By Lindsay Jamieson
New York Times best-selling author Laurie Halse Anderson departs from her beloved YA fiction with Shout, her brilliant new memoir written in verse.
Shout, published in March, 2019, marks the twentieth anniversary of Anderson’s groundbreaking novel, Speak, which told the story of Melinda, a 13-year-old who stops speaking after she’s raped. With Shout, Anderson opens a window into the personal experiences that gave her the insight, empathy, and emotion to conjure Melinda, a protagonist who, as she reveals in Shout, has become a hero (and a moniker) for survivors—men and women—of sexual assault. Anderson, like Melinda, was also raped at 13, and she is an ardent believer that words—spoken, shouted, and written—offer a “bridge to escape” the shame. As the last line of the introduction states: “This is the story of a girl who lost her voice and wrote herself a new one.”
Anderson tells her life story in tiny snapshots and memories—the moments, events, and people that have influenced the arc of her life. Each poem is beautifully written and filled with vivid, often haunting descriptions. It’s a brilliant memoir device. Anderson strings indelible images from her life into a collection; poignant, gut-wrenching dots that, once connected, uncover what made her the person and artist she’s become.
SHOUT begins with verses that include specifics of Anderson’s childhood, her family’s particular pathos—a broken WW2 veteran, a sister, and a shame-silenced wife. She then writes the painful details of her own rape and how it inspired Speak. “IT, part 1—gasoline,” begins with this reveal:
Remember the line in Speak,
“And I thought for just a minute there that…
I would start high school with a boyfriend’?
yeah, that was me
for a couple of naive days
when I was
thirteen years old.
In “Part 2—trees,” after several verses of sublime late summer imagery, the poem, like Anderson’s life, takes a fateful turn:
the course predetermined one hand on my mouth
his body covering smothering mine
I took my eyes off the rage
in his face and looked up to the green peace
of leaves fluttering above, trees witnessing
pain shame I crawled into the farthest corner
of my mind biding time hiding surviving
With this poem, Anderson joins the hundreds of survivors she meets as an author, by writing her own truth.

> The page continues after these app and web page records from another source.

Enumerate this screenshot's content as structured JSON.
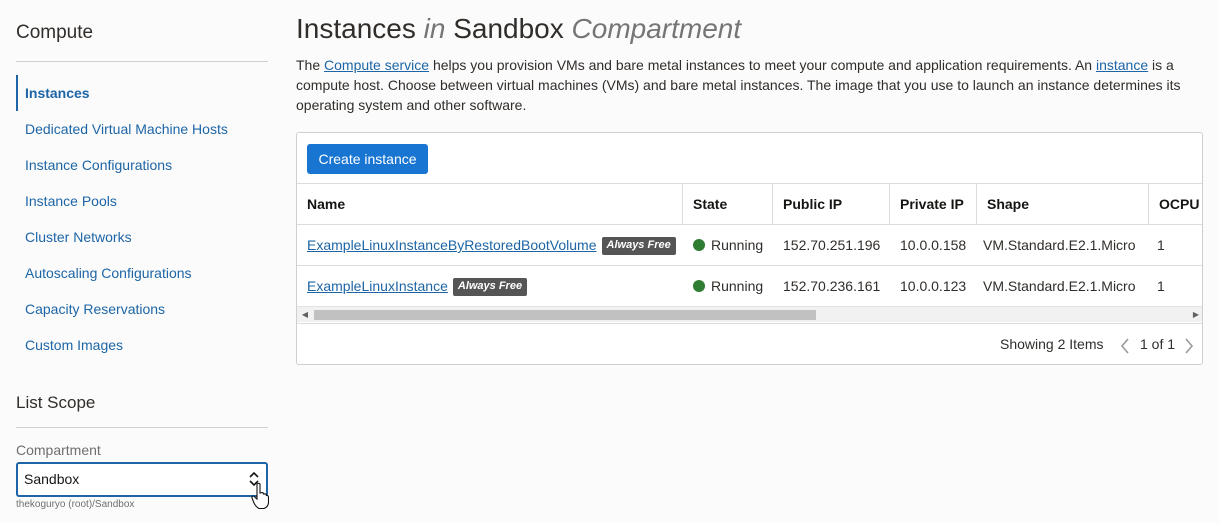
{
  "sidebar": {
    "title": "Compute",
    "items": [
      {
        "label": "Instances",
        "active": true
      },
      {
        "label": "Dedicated Virtual Machine Hosts"
      },
      {
        "label": "Instance Configurations"
      },
      {
        "label": "Instance Pools"
      },
      {
        "label": "Cluster Networks"
      },
      {
        "label": "Autoscaling Configurations"
      },
      {
        "label": "Capacity Reservations"
      },
      {
        "label": "Custom Images"
      }
    ],
    "scope_title": "List Scope",
    "compartment_label": "Compartment",
    "compartment_value": "Sandbox",
    "compartment_path": "thekoguryo (root)/Sandbox"
  },
  "page": {
    "title_main": "Instances",
    "title_in": "in",
    "title_compartment": "Sandbox",
    "title_suffix": "Compartment",
    "intro_1": "The ",
    "intro_link1": "Compute service",
    "intro_2": " helps you provision VMs and bare metal instances to meet your compute and application requirements. An ",
    "intro_link2": "instance",
    "intro_3": " is a compute host. Choose between virtual machines (VMs) and bare metal instances. The image that you use to launch an instance determines its operating system and other software."
  },
  "table": {
    "create_button": "Create instance",
    "columns": [
      "Name",
      "State",
      "Public IP",
      "Private IP",
      "Shape",
      "OCPU"
    ],
    "rows": [
      {
        "name": "ExampleLinuxInstanceByRestoredBootVolume",
        "badge": "Always Free",
        "state": "Running",
        "public_ip": "152.70.251.196",
        "private_ip": "10.0.0.158",
        "shape": "VM.Standard.E2.1.Micro",
        "ocpu": "1"
      },
      {
        "name": "ExampleLinuxInstance",
        "badge": "Always Free",
        "state": "Running",
        "public_ip": "152.70.236.161",
        "private_ip": "10.0.0.123",
        "shape": "VM.Standard.E2.1.Micro",
        "ocpu": "1"
      }
    ],
    "showing": "Showing 2 Items",
    "page_text": "1 of 1",
    "state_color": "#2e7d32"
  },
  "colors": {
    "accent": "#1875d2",
    "link": "#1d65a6",
    "badge": "#555555"
  },
  "icons": [
    "chevron-updown-icon",
    "hand-cursor-icon",
    "scroll-left-icon",
    "scroll-right-icon",
    "chevron-left-icon",
    "chevron-right-icon",
    "status-dot-icon"
  ]
}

This “sorority has millions of sisters,” and brothers, too, who share their stories, sometimes for the first time. “I am Melinda,” says a male film crew electrician in “wired together.” As survivors they are all forever linked.
While many of these poems are heartbreaking, Anderson also weaves through a thread of good fortune, hope, and gratitude—for the teacher who suggested sports, for the year she spent abroad—both of which helped her heal and strengthened her “untested wings.”
And she’s now a beloved writer, a voice for those shamed into silence. She broke out of the paralyzing “concrete,” which makes Shout as inspiring as it is upsetting.
Throughout the book, Anderson also touches on the craft of writing and what it means to her, which is fascinating. It’s like seeing behind the curtain at the inner workings of her brain in a way that a traditional memoir might not have captured. In “tangled” she uses knitting as a metaphor for her craft:
I have two bookcases
filled to spilling
with balls of yarn entwined
with dreams and schemes
for a life creative
enough to knit, stitch
all my prayers into sweaters.
Shout is exactly that: memories and ideas and details knitted together into one remarkable work. With so few words on the page, she achieves incredible intimacy, depth, and power. In 122 poems, Anderson cuts right to the core of not only her own story, but also that of the stories of the hundreds of survivors she’s met, and does so with acute and exquisite imagery and prose.
Lindsay Jamieson published her first novel, Beautiful Girl, with Paper Lantern Lit under a pen name, Lida James. She has sold/optioned screenplays to Davis Entertainment, CBS, and producer Adam Merims, and was a contributing writer on Jed Weintraub’s feature film The F Word. Currently, she’s the fiction editor at The Coachella Review and writes for several online publications while pursuing an MFA at UC Riverside, raising her two teens, and snowboarding whenever she can.